- [YOUR OBJECTIVE]: Check every line of the data for the string "Configuration" and copy the ones that have it.

BEGIN DATA SECTION

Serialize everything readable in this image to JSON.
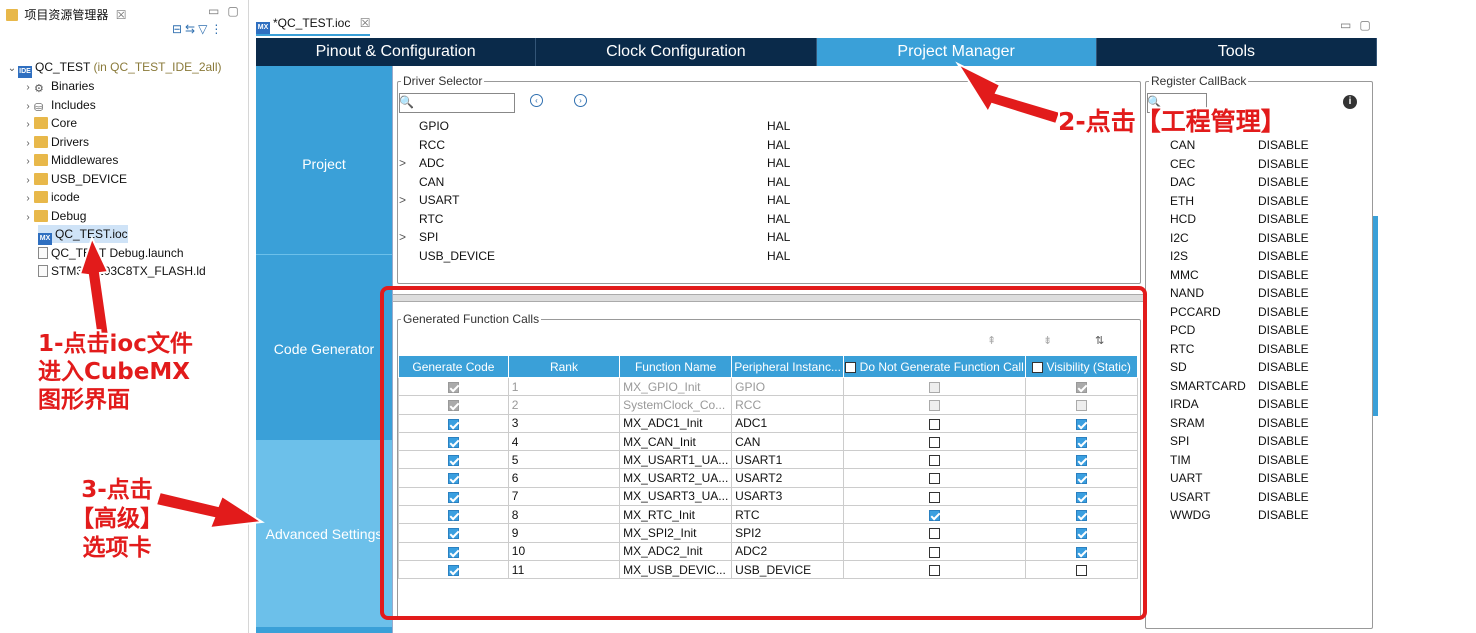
{
  "explorer": {
    "title": "项目资源管理器",
    "close": "☒",
    "project": {
      "name": "QC_TEST",
      "suffix": "(in QC_TEST_IDE_2all)"
    },
    "items": [
      {
        "label": "Binaries",
        "type": "bin"
      },
      {
        "label": "Includes",
        "type": "inc"
      },
      {
        "label": "Core",
        "type": "folder"
      },
      {
        "label": "Drivers",
        "type": "folder"
      },
      {
        "label": "Middlewares",
        "type": "folder"
      },
      {
        "label": "USB_DEVICE",
        "type": "folder"
      },
      {
        "label": "icode",
        "type": "folder"
      },
      {
        "label": "Debug",
        "type": "folder-open"
      }
    ],
    "files": [
      {
        "label": "QC_TEST.ioc",
        "selected": true
      },
      {
        "label": "QC_TEST Debug.launch",
        "selected": false
      },
      {
        "label": "STM32F103C8TX_FLASH.ld",
        "selected": false
      }
    ]
  },
  "editor": {
    "tab_label": "*QC_TEST.ioc",
    "close": "☒"
  },
  "tabs": [
    "Pinout & Configuration",
    "Clock Configuration",
    "Project Manager",
    "Tools"
  ],
  "leftnav": [
    "Project",
    "Code Generator",
    "Advanced Settings"
  ],
  "driver_selector": {
    "legend": "Driver Selector",
    "rows": [
      {
        "expand": "",
        "name": "GPIO",
        "driver": "HAL"
      },
      {
        "expand": "",
        "name": "RCC",
        "driver": "HAL"
      },
      {
        "expand": ">",
        "name": "ADC",
        "driver": "HAL"
      },
      {
        "expand": "",
        "name": "CAN",
        "driver": "HAL"
      },
      {
        "expand": ">",
        "name": "USART",
        "driver": "HAL"
      },
      {
        "expand": "",
        "name": "RTC",
        "driver": "HAL"
      },
      {
        "expand": ">",
        "name": "SPI",
        "driver": "HAL"
      },
      {
        "expand": "",
        "name": "USB_DEVICE",
        "driver": "HAL"
      }
    ]
  },
  "gen_calls": {
    "legend": "Generated Function Calls",
    "headers": [
      "Generate Code",
      "Rank",
      "Function Name",
      "Peripheral Instanc...",
      "Do Not Generate Function Call",
      "Visibility (Static)"
    ],
    "rows": [
      {
        "gen": true,
        "rank": "1",
        "func": "MX_GPIO_Init",
        "periph": "GPIO",
        "nogen": false,
        "vis": true,
        "dim": true
      },
      {
        "gen": true,
        "rank": "2",
        "func": "SystemClock_Co...",
        "periph": "RCC",
        "nogen": false,
        "vis": false,
        "dim": true
      },
      {
        "gen": true,
        "rank": "3",
        "func": "MX_ADC1_Init",
        "periph": "ADC1",
        "nogen": false,
        "vis": true,
        "dim": false
      },
      {
        "gen": true,
        "rank": "4",
        "func": "MX_CAN_Init",
        "periph": "CAN",
        "nogen": false,
        "vis": true,
        "dim": false
      },
      {
        "gen": true,
        "rank": "5",
        "func": "MX_USART1_UA...",
        "periph": "USART1",
        "nogen": false,
        "vis": true,
        "dim": false
      },
      {
        "gen": true,
        "rank": "6",
        "func": "MX_USART2_UA...",
        "periph": "USART2",
        "nogen": false,
        "vis": true,
        "dim": false
      },
      {
        "gen": true,
        "rank": "7",
        "func": "MX_USART3_UA...",
        "periph": "USART3",
        "nogen": false,
        "vis": true,
        "dim": false
      },
      {
        "gen": true,
        "rank": "8",
        "func": "MX_RTC_Init",
        "periph": "RTC",
        "nogen": true,
        "vis": true,
        "dim": false
      },
      {
        "gen": true,
        "rank": "9",
        "func": "MX_SPI2_Init",
        "periph": "SPI2",
        "nogen": false,
        "vis": true,
        "dim": false
      },
      {
        "gen": true,
        "rank": "10",
        "func": "MX_ADC2_Init",
        "periph": "ADC2",
        "nogen": false,
        "vis": true,
        "dim": false
      },
      {
        "gen": true,
        "rank": "11",
        "func": "MX_USB_DEVIC...",
        "periph": "USB_DEVICE",
        "nogen": false,
        "vis": false,
        "dim": false
      }
    ]
  },
  "register_callback": {
    "legend": "Register CallBack",
    "rows": [
      {
        "name": "CAN",
        "value": "DISABLE"
      },
      {
        "name": "CEC",
        "value": "DISABLE"
      },
      {
        "name": "DAC",
        "value": "DISABLE"
      },
      {
        "name": "ETH",
        "value": "DISABLE"
      },
      {
        "name": "HCD",
        "value": "DISABLE"
      },
      {
        "name": "I2C",
        "value": "DISABLE"
      },
      {
        "name": "I2S",
        "value": "DISABLE"
      },
      {
        "name": "MMC",
        "value": "DISABLE"
      },
      {
        "name": "NAND",
        "value": "DISABLE"
      },
      {
        "name": "PCCARD",
        "value": "DISABLE"
      },
      {
        "name": "PCD",
        "value": "DISABLE"
      },
      {
        "name": "RTC",
        "value": "DISABLE"
      },
      {
        "name": "SD",
        "value": "DISABLE"
      },
      {
        "name": "SMARTCARD",
        "value": "DISABLE"
      },
      {
        "name": "IRDA",
        "value": "DISABLE"
      },
      {
        "name": "SRAM",
        "value": "DISABLE"
      },
      {
        "name": "SPI",
        "value": "DISABLE"
      },
      {
        "name": "TIM",
        "value": "DISABLE"
      },
      {
        "name": "UART",
        "value": "DISABLE"
      },
      {
        "name": "USART",
        "value": "DISABLE"
      },
      {
        "name": "WWDG",
        "value": "DISABLE"
      }
    ]
  },
  "annotations": {
    "step1": [
      "1-点击ioc文件",
      "进入CubeMX",
      "图形界面"
    ],
    "step2": "2-点击【工程管理】",
    "step3": [
      "3-点击",
      "【高级】",
      "选项卡"
    ]
  },
  "colors": {
    "accent": "#3aa0d8",
    "dark_tab": "#0a2a4a",
    "annotation": "#e21b1b"
  }
}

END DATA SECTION

- [SOLUTION TO THIS TASK]:
    "Pinout & Configuration",
    "Clock Configuration",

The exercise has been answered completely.